In other words, the statute applies to signs for or against candidates in either a primary or general election, signs supporting or opposing a party, and signs urging people to vote for or against a referendum question.  Curiously, it does not apply to signs encouraging people to vote without taking a position on any particular candidate, party, or referendum question.

While a homeowners’ association cannot outright prohibit signs during an election period, some regulation is nonetheless permissible. Homeowners’ associations can:
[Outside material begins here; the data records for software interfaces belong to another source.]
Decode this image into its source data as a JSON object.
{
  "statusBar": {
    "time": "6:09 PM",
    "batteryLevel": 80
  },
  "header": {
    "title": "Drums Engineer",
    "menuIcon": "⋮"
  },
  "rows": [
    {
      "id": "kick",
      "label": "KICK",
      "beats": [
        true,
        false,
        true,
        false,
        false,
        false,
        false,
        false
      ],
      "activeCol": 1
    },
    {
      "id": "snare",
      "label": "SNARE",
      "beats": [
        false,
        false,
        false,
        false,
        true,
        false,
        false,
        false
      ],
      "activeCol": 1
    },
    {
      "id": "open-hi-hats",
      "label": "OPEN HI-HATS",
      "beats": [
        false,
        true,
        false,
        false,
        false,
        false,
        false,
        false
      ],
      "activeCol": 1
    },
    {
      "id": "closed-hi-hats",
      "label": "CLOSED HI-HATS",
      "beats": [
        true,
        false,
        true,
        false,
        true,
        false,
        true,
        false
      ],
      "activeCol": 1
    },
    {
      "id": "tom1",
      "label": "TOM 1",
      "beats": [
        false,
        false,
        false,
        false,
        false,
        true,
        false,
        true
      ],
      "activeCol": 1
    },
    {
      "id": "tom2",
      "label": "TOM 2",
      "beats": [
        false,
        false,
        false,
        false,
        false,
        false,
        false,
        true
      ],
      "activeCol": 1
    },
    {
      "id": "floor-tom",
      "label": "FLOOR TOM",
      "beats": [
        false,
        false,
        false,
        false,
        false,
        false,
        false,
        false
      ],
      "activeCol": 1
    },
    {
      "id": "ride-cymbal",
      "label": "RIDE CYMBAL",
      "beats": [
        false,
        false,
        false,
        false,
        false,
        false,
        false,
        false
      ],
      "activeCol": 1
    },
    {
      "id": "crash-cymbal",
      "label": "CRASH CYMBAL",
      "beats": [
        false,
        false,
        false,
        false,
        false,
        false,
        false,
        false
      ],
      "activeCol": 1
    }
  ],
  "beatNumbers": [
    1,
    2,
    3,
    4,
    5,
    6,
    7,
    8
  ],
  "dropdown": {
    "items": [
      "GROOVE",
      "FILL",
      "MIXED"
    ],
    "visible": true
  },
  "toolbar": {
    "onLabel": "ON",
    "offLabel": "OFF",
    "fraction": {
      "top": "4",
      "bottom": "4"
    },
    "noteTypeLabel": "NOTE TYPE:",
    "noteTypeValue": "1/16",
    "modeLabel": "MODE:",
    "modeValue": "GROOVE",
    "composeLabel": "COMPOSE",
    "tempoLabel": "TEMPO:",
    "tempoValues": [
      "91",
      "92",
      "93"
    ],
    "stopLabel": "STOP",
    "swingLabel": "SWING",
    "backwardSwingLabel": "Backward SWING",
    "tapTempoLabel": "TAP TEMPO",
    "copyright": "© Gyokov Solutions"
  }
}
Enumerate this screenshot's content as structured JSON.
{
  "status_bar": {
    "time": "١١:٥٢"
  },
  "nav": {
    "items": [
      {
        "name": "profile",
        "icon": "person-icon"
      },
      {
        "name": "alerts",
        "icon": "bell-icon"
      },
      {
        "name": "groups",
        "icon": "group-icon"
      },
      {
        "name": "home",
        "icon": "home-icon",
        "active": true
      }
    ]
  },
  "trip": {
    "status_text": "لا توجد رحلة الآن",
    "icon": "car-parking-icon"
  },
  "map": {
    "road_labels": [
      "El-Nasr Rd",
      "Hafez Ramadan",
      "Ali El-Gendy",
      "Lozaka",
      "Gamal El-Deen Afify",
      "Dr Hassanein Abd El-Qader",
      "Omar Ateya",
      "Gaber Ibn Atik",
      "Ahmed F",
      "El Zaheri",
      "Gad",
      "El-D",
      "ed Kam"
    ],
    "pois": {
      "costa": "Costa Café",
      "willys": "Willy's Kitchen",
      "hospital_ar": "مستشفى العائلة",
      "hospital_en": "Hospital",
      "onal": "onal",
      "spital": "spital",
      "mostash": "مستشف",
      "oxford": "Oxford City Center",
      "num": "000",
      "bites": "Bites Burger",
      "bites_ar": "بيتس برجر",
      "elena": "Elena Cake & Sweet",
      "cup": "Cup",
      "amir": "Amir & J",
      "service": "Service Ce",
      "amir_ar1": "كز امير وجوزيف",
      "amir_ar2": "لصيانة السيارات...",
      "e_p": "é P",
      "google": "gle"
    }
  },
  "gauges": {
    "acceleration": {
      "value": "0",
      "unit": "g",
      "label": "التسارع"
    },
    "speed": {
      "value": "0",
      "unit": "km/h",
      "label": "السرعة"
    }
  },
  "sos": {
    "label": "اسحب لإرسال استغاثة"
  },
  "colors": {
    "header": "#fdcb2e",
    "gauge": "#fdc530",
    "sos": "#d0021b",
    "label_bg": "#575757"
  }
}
  • Restrict the size of signs, as long as signs of the size commonly used during election campaigns are permitted. Want to put out a sign that measures two feet by three feet? Not a problem.  A billboard?  Your homeowners’ association may have something to say about that.
  • Restrict the number of signs that can be displayed, as long as the homeowner is permitted to display at least a reasonable number of signs.
  • Restrict the specific location of a sign, but the rules cannot prohibit signs in the homeowners’ window or on the ground that is part of the homeowners’ property.

In addition a homeowners’ association can remove a sign that violates a permissible rule.

So that answers a lot of questions, but as often happens with the law, it raises a bunch of others.  Look for another article addressing some of them.

* If you follow the links to the Indiana Code, be patient.  The state’s website is slow to jump to the specific place on the page, but it will eventually get there.

Posted in:
Updated:

Comments are closed.